In order to properly document this throat swap CPT code, physicians should follow the procedures and instructions of the test. The AMA has published the guidelines for the procedure. For example, the physician should use the appropriate swab for COVID-19. There are several additional resources for the test. In the AMA's Current Procedural Terminology Manual, a swab can be used to diagnose various types of illnesses.
The AMA's Current Procedural Terminology Editorial Panel has adopted the new CPT code 87635 for lab testing of the novel coronavirus that causes COVID-19. The new CPT code is effective, but the AMA's swab cpt codes are not the same. There are three types of swab. In general, the swab consists of a sample of a tissue from the back of the mouth.
A normal swab will show the presence of bacteria, which is the cause of the symptoms. The ear flora typically includes Staphylococcus aureus and Corynebacterium spp. Infections are primarily caused by bacteria, which can cause inflammation, fever, and other respiratory problems. Those infections should be treated as soon as possible.
When searching for a procedure code, consider searching for "87880" in the search box. This is a CPT code for subsequent hospital care. The following paragraphs will detail the services provided the next day. A physician may use this procedure code for any services related to a specific patient's condition. If you are unsure of whether this code is correct for your patient, you can consult the CPT vignettes to learn more.

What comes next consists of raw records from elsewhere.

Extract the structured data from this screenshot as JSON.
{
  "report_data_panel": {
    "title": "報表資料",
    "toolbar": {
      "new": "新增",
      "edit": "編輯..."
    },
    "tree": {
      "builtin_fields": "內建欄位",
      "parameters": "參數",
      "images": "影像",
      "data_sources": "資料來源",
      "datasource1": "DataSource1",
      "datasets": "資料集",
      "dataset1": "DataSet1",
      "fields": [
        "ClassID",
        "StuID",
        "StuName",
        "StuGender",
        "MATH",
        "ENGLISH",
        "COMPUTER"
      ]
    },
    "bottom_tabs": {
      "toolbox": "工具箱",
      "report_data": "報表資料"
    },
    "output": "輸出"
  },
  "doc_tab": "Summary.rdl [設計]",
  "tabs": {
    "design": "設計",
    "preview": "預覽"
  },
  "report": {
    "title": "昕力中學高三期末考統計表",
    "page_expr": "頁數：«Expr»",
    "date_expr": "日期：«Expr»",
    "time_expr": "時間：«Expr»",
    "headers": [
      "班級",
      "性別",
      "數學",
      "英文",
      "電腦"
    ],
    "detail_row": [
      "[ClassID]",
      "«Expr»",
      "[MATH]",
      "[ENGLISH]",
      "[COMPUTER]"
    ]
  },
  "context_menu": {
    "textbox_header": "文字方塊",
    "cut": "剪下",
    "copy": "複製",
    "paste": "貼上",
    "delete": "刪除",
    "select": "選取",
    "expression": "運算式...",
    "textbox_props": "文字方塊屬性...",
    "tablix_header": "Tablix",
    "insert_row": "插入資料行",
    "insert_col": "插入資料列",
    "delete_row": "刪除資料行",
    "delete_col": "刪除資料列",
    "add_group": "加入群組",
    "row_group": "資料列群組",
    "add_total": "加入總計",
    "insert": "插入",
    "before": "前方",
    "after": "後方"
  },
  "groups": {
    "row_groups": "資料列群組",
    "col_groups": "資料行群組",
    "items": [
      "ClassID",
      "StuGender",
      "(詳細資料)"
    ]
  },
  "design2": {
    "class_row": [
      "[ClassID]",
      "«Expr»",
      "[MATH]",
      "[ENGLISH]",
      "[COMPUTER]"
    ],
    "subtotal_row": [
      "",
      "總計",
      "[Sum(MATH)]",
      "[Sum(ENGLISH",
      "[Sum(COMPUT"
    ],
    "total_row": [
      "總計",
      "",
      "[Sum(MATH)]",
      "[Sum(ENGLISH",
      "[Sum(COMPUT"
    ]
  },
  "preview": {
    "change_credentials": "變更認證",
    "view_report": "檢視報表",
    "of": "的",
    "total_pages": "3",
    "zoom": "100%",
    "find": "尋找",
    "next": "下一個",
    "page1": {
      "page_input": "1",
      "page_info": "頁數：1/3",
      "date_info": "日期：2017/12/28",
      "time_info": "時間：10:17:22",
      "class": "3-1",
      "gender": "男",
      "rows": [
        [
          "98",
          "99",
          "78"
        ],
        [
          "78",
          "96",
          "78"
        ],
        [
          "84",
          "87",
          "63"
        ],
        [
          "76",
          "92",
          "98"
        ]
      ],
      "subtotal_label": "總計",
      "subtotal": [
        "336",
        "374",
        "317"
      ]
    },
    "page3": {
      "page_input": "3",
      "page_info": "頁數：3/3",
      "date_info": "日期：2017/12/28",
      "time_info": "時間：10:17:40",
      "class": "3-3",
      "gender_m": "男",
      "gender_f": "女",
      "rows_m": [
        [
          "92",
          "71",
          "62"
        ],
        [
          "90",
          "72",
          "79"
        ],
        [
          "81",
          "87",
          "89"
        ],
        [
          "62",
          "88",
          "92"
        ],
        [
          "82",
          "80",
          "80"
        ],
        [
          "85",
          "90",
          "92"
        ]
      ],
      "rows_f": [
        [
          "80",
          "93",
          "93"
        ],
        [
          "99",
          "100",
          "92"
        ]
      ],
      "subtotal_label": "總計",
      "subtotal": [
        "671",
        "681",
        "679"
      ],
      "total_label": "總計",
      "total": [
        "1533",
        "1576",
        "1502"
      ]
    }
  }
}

This CPT code is used to report the first encounter between a physician and a patient in a hospital. This physician must be in the hospital at the time of admission and must see the patient while in the hospital. The primary care physician must also be present for this encounter. This type of medical billing is often the most confusing. A doctor should know the proper CPT code for their procedure to receive the most reimbursement.
In addition, the code is also not available for all types of strep tests. The AAFP recommends using CPT(r) 87651 and 87880 for these tests. A modifier will not overcome the CCI edit, which prevents billing for both tests. Non-Medicare payers may not utilize the CCI edit, so check with them beforehand. If you think the 87880 is incorrect, contact your insurance company to determine if the code is valid.
The initial hospital care code, 87880, is the appropriate CPT code for strep-A testing. The procedure is done by a physician, who has performed an admission or visit and is able to see the patient while in the hospital. The physician must visit the hospital on the date of admission and must perform the test. The patient must stay in the hospital for the entire time before the claim can be filed.
For strep-A tests, CPT code 87880 should be used. It is not possible to bill both 87880 and 87651. The Correct Coding Initiative edit is a mandatory step to avoid billing errors. A doctor must use the appropriate code in order to receive full payment. The eighteen-character CPT-87880 should be used when a physician performs strep-A testing in the office.
For strep-A testing, the proper CPT code for 87880 is 87880. It is a direct optical observation method. The CPT 87880 procedure is a laboratory test. The physician must provide the results to the patient. The physician must ensure that the patient is healthy before the procedure. If they are healthy, they should be able to recover 80% of their costs.
The CPT code for this procedure will have to include the modifier QW. This designation indicates a waiver from the Clinical Laboratory Improvement Amendment (CLIA). If this is the case, the physician must submit the CPT code with the modifier QW in the first field. This is a waived test. It is an analysis test that meets the requirements of the clinical law. For these purposes, the current Procedural Terminology (CPT) for the procedure has modifier QW.